• [Problem]
Return all the lines below exactly. Any picture among them is omitted.
::: Information provided :::
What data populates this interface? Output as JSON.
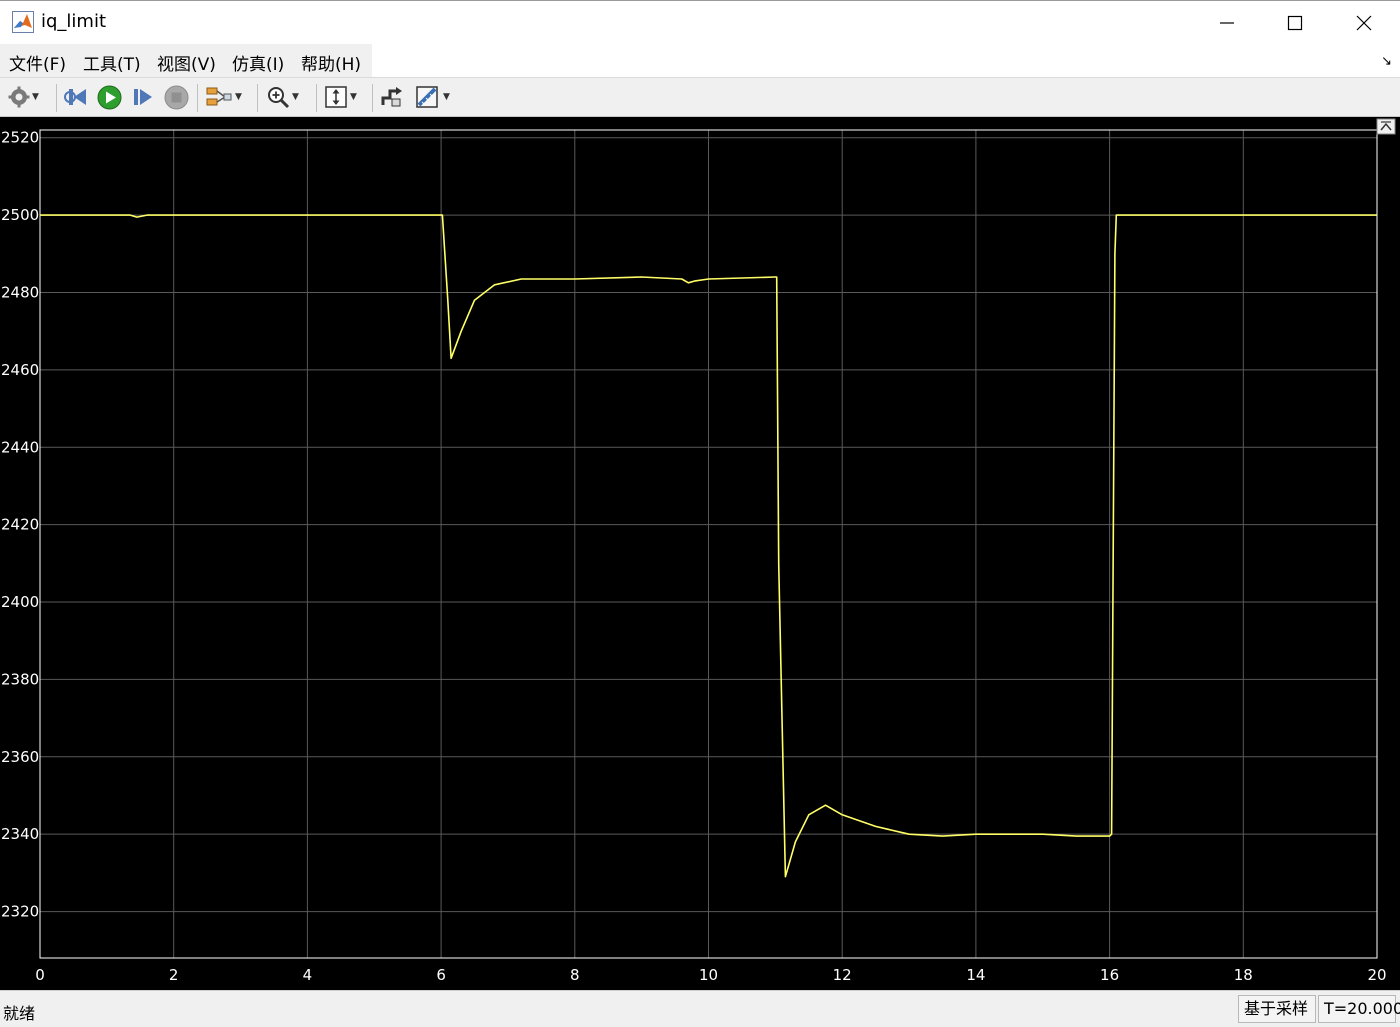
{
  "window": {
    "title": "iq_limit",
    "minimize_icon": "minimize-icon",
    "maximize_icon": "maximize-icon",
    "close_icon": "close-icon"
  },
  "menu": {
    "items": [
      {
        "label": "文件(F)"
      },
      {
        "label": "工具(T)"
      },
      {
        "label": "视图(V)"
      },
      {
        "label": "仿真(I)"
      },
      {
        "label": "帮助(H)"
      }
    ]
  },
  "toolbar": {
    "icons": [
      "gear-icon",
      "step-back-icon",
      "run-icon",
      "step-forward-icon",
      "stop-icon",
      "signal-selector-icon",
      "zoom-icon",
      "scale-axes-icon",
      "highlight-block-icon",
      "measurements-icon"
    ]
  },
  "colors": {
    "plot_bg": "#000000",
    "grid": "#5a5a5a",
    "axes": "#ffffff",
    "trace": "#ffff66",
    "tick_text": "#ffffff"
  },
  "chart_data": {
    "type": "line",
    "title": "",
    "xlabel": "",
    "ylabel": "",
    "xlim": [
      0,
      20
    ],
    "ylim": [
      2308,
      2522
    ],
    "x_ticks": [
      0,
      2,
      4,
      6,
      8,
      10,
      12,
      14,
      16,
      18,
      20
    ],
    "y_ticks": [
      2320,
      2340,
      2360,
      2380,
      2400,
      2420,
      2440,
      2460,
      2480,
      2500,
      2520
    ],
    "grid": true,
    "series": [
      {
        "name": "",
        "x": [
          0,
          1.35,
          1.45,
          1.6,
          6.0,
          6.02,
          6.1,
          6.15,
          6.3,
          6.5,
          6.8,
          7.2,
          8.0,
          9.0,
          9.6,
          9.7,
          9.8,
          10.0,
          11.0,
          11.02,
          11.05,
          11.15,
          11.3,
          11.5,
          11.75,
          12.0,
          12.5,
          13.0,
          13.5,
          14.0,
          14.5,
          15.0,
          15.5,
          16.0,
          16.03,
          16.08,
          16.1,
          17.0,
          18.0,
          19.0,
          20.0
        ],
        "y": [
          2500,
          2500,
          2499.5,
          2500,
          2500,
          2500,
          2478,
          2463,
          2470,
          2478,
          2482,
          2483.5,
          2483.5,
          2484,
          2483.5,
          2482.5,
          2483,
          2483.5,
          2484,
          2484,
          2410,
          2329,
          2338,
          2345,
          2347.5,
          2345,
          2342,
          2340,
          2339.5,
          2340,
          2340,
          2340,
          2339.5,
          2339.5,
          2340,
          2490,
          2500,
          2500,
          2500,
          2500,
          2500
        ]
      }
    ]
  },
  "status": {
    "left": "就绪",
    "mode": "基于采样",
    "time": "T=20.000"
  }
}
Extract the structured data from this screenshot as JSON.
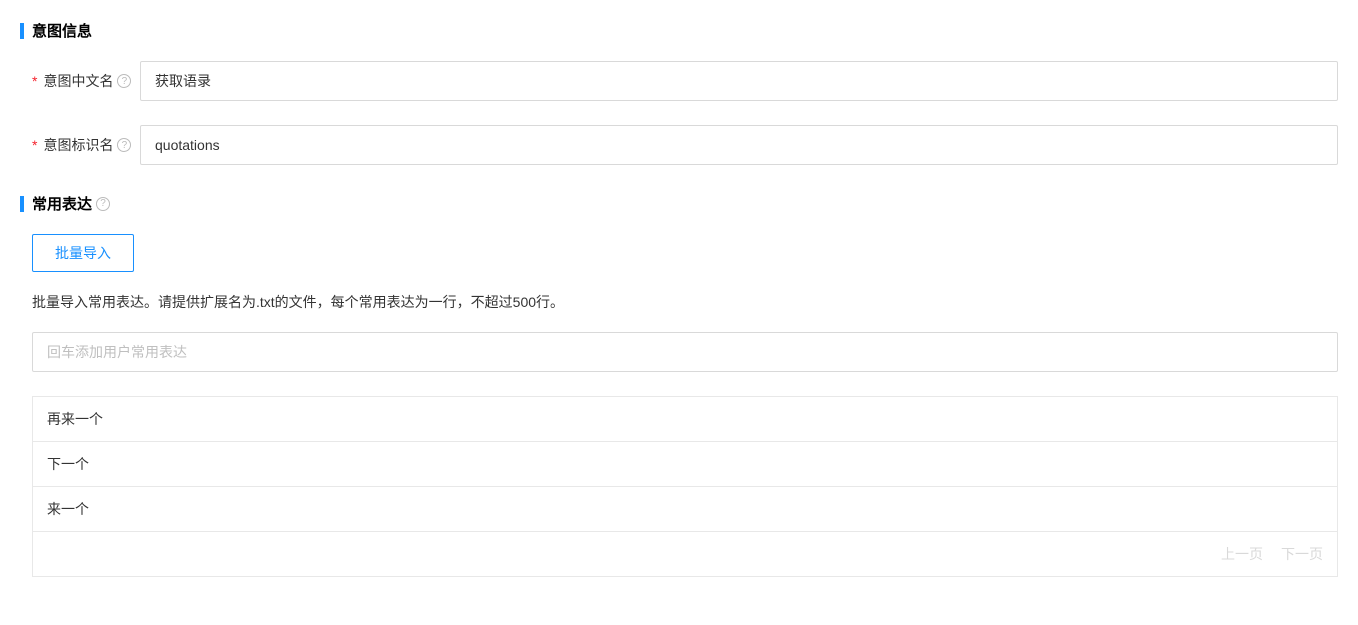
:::
• [Written response]
What data populates this interface? Output as JSON.
{
  "window": {
    "title": "iq_limit",
    "minimize_icon": "minimize-icon",
    "maximize_icon": "maximize-icon",
    "close_icon": "close-icon"
  },
  "menu": {
    "items": [
      {
        "label": "文件(F)"
      },
      {
        "label": "工具(T)"
      },
      {
        "label": "视图(V)"
      },
      {
        "label": "仿真(I)"
      },
      {
        "label": "帮助(H)"
      }
    ]
  },
  "toolbar": {
    "icons": [
      "gear-icon",
      "step-back-icon",
      "run-icon",
      "step-forward-icon",
      "stop-icon",
      "signal-selector-icon",
      "zoom-icon",
      "scale-axes-icon",
      "highlight-block-icon",
      "measurements-icon"
    ]
  },
  "colors": {
    "plot_bg": "#000000",
    "grid": "#5a5a5a",
    "axes": "#ffffff",
    "trace": "#ffff66",
    "tick_text": "#ffffff"
  },
  "chart_data": {
    "type": "line",
    "title": "",
    "xlabel": "",
    "ylabel": "",
    "xlim": [
      0,
      20
    ],
    "ylim": [
      2308,
      2522
    ],
    "x_ticks": [
      0,
      2,
      4,
      6,
      8,
      10,
      12,
      14,
      16,
      18,
      20
    ],
    "y_ticks": [
      2320,
      2340,
      2360,
      2380,
      2400,
      2420,
      2440,
      2460,
      2480,
      2500,
      2520
    ],
    "grid": true,
    "series": [
      {
        "name": "",
        "x": [
          0,
          1.35,
          1.45,
          1.6,
          6.0,
          6.02,
          6.1,
          6.15,
          6.3,
          6.5,
          6.8,
          7.2,
          8.0,
          9.0,
          9.6,
          9.7,
          9.8,
          10.0,
          11.0,
          11.02,
          11.05,
          11.15,
          11.3,
          11.5,
          11.75,
          12.0,
          12.5,
          13.0,
          13.5,
          14.0,
          14.5,
          15.0,
          15.5,
          16.0,
          16.03,
          16.08,
          16.1,
          17.0,
          18.0,
          19.0,
          20.0
        ],
        "y": [
          2500,
          2500,
          2499.5,
          2500,
          2500,
          2500,
          2478,
          2463,
          2470,
          2478,
          2482,
          2483.5,
          2483.5,
          2484,
          2483.5,
          2482.5,
          2483,
          2483.5,
          2484,
          2484,
          2410,
          2329,
          2338,
          2345,
          2347.5,
          2345,
          2342,
          2340,
          2339.5,
          2340,
          2340,
          2340,
          2339.5,
          2339.5,
          2340,
          2490,
          2500,
          2500,
          2500,
          2500,
          2500
        ]
      }
    ]
  },
  "status": {
    "left": "就绪",
    "mode": "基于采样",
    "time": "T=20.000"
  }
}
Extract the structured data from this screenshot as JSON.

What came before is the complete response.